Set the records down again exactly, apart from any pictures in them.
Exercise data Start Marker
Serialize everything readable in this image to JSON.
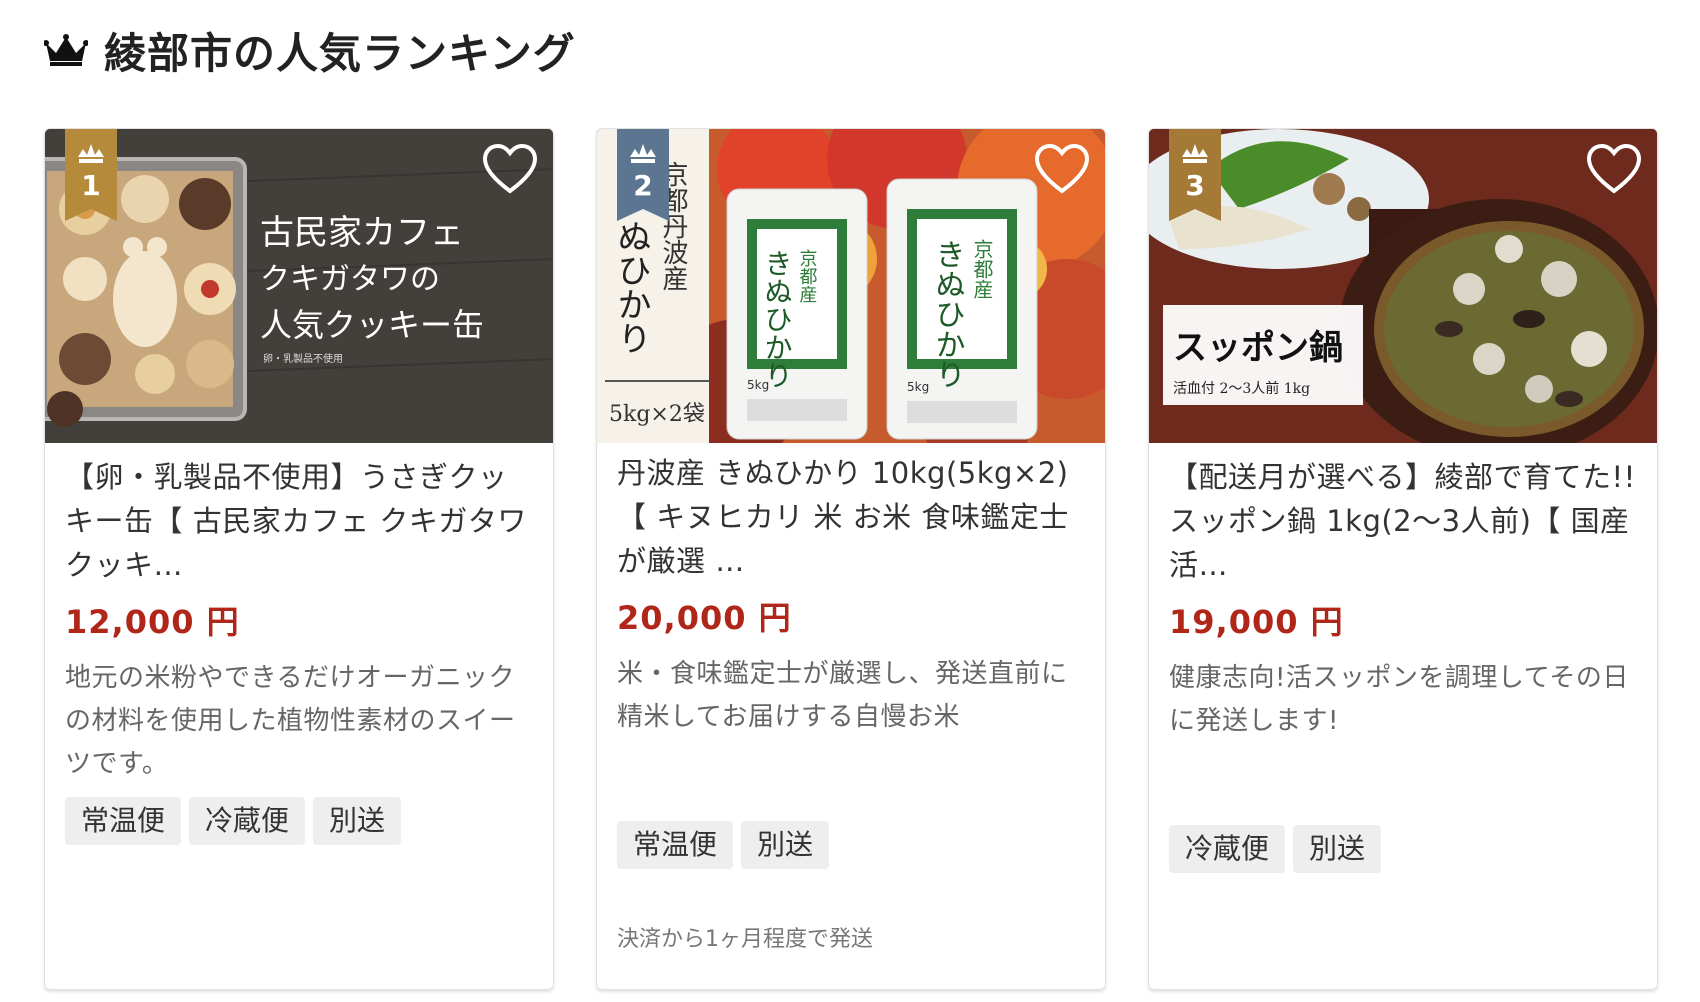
{
  "header": {
    "title": "綾部市の人気ランキング",
    "icon": "crown-icon"
  },
  "colors": {
    "price": "#b0271a",
    "badge_gold": "#b58a3a",
    "badge_blue": "#5c7591",
    "badge_bronze": "#a47a36"
  },
  "cards": [
    {
      "rank": "1",
      "image_text": {
        "line1": "古民家カフェ",
        "line2": "クキガタワの",
        "line3": "人気クッキー缶",
        "small": "卵・乳製品不使用"
      },
      "title": "【卵・乳製品不使用】うさぎクッキー缶【 古民家カフェ クキガタワ クッキ…",
      "price": "12,000 円",
      "description": "地元の米粉やできるだけオーガニックの材料を使用した植物性素材のスイーツです。",
      "tags": [
        "常温便",
        "冷蔵便",
        "別送"
      ],
      "note": ""
    },
    {
      "rank": "2",
      "image_text": {
        "vertical1": "京都丹波産",
        "vertical2": "ぬひかり",
        "weight": "5kg×2袋",
        "bag_label": "京都産",
        "bag_name": "きぬひかり",
        "bag_weight": "5kg"
      },
      "title": "丹波産 きぬひかり 10kg(5kg×2)【 キヌヒカリ 米 お米 食味鑑定士 が厳選 …",
      "price": "20,000 円",
      "description": "米・食味鑑定士が厳選し、発送直前に精米してお届けする自慢お米",
      "tags": [
        "常温便",
        "別送"
      ],
      "note": "決済から1ヶ月程度で発送"
    },
    {
      "rank": "3",
      "image_text": {
        "name": "スッポン鍋",
        "sub": "活血付 2〜3人前 1kg"
      },
      "title": "【配送月が選べる】綾部で育てた!!スッポン鍋 1kg(2〜3人前)【 国産 活…",
      "price": "19,000 円",
      "description": "健康志向!活スッポンを調理してその日に発送します!",
      "tags": [
        "冷蔵便",
        "別送"
      ],
      "note": ""
    }
  ]
}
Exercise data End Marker
### Result below
Serialize everything readable in this image to JSON.
{
  "header": {
    "title": "綾部市の人気ランキング",
    "icon": "crown-icon"
  },
  "colors": {
    "price": "#b0271a",
    "badge_gold": "#b58a3a",
    "badge_blue": "#5c7591",
    "badge_bronze": "#a47a36"
  },
  "cards": [
    {
      "rank": "1",
      "image_text": {
        "line1": "古民家カフェ",
        "line2": "クキガタワの",
        "line3": "人気クッキー缶",
        "small": "卵・乳製品不使用"
      },
      "title": "【卵・乳製品不使用】うさぎクッキー缶【 古民家カフェ クキガタワ クッキ…",
      "price": "12,000 円",
      "description": "地元の米粉やできるだけオーガニックの材料を使用した植物性素材のスイーツです。",
      "tags": [
        "常温便",
        "冷蔵便",
        "別送"
      ],
      "note": ""
    },
    {
      "rank": "2",
      "image_text": {
        "vertical1": "京都丹波産",
        "vertical2": "ぬひかり",
        "weight": "5kg×2袋",
        "bag_label": "京都産",
        "bag_name": "きぬひかり",
        "bag_weight": "5kg"
      },
      "title": "丹波産 きぬひかり 10kg(5kg×2)【 キヌヒカリ 米 お米 食味鑑定士 が厳選 …",
      "price": "20,000 円",
      "description": "米・食味鑑定士が厳選し、発送直前に精米してお届けする自慢お米",
      "tags": [
        "常温便",
        "別送"
      ],
      "note": "決済から1ヶ月程度で発送"
    },
    {
      "rank": "3",
      "image_text": {
        "name": "スッポン鍋",
        "sub": "活血付 2〜3人前 1kg"
      },
      "title": "【配送月が選べる】綾部で育てた!!スッポン鍋 1kg(2〜3人前)【 国産 活…",
      "price": "19,000 円",
      "description": "健康志向!活スッポンを調理してその日に発送します!",
      "tags": [
        "冷蔵便",
        "別送"
      ],
      "note": ""
    }
  ]
}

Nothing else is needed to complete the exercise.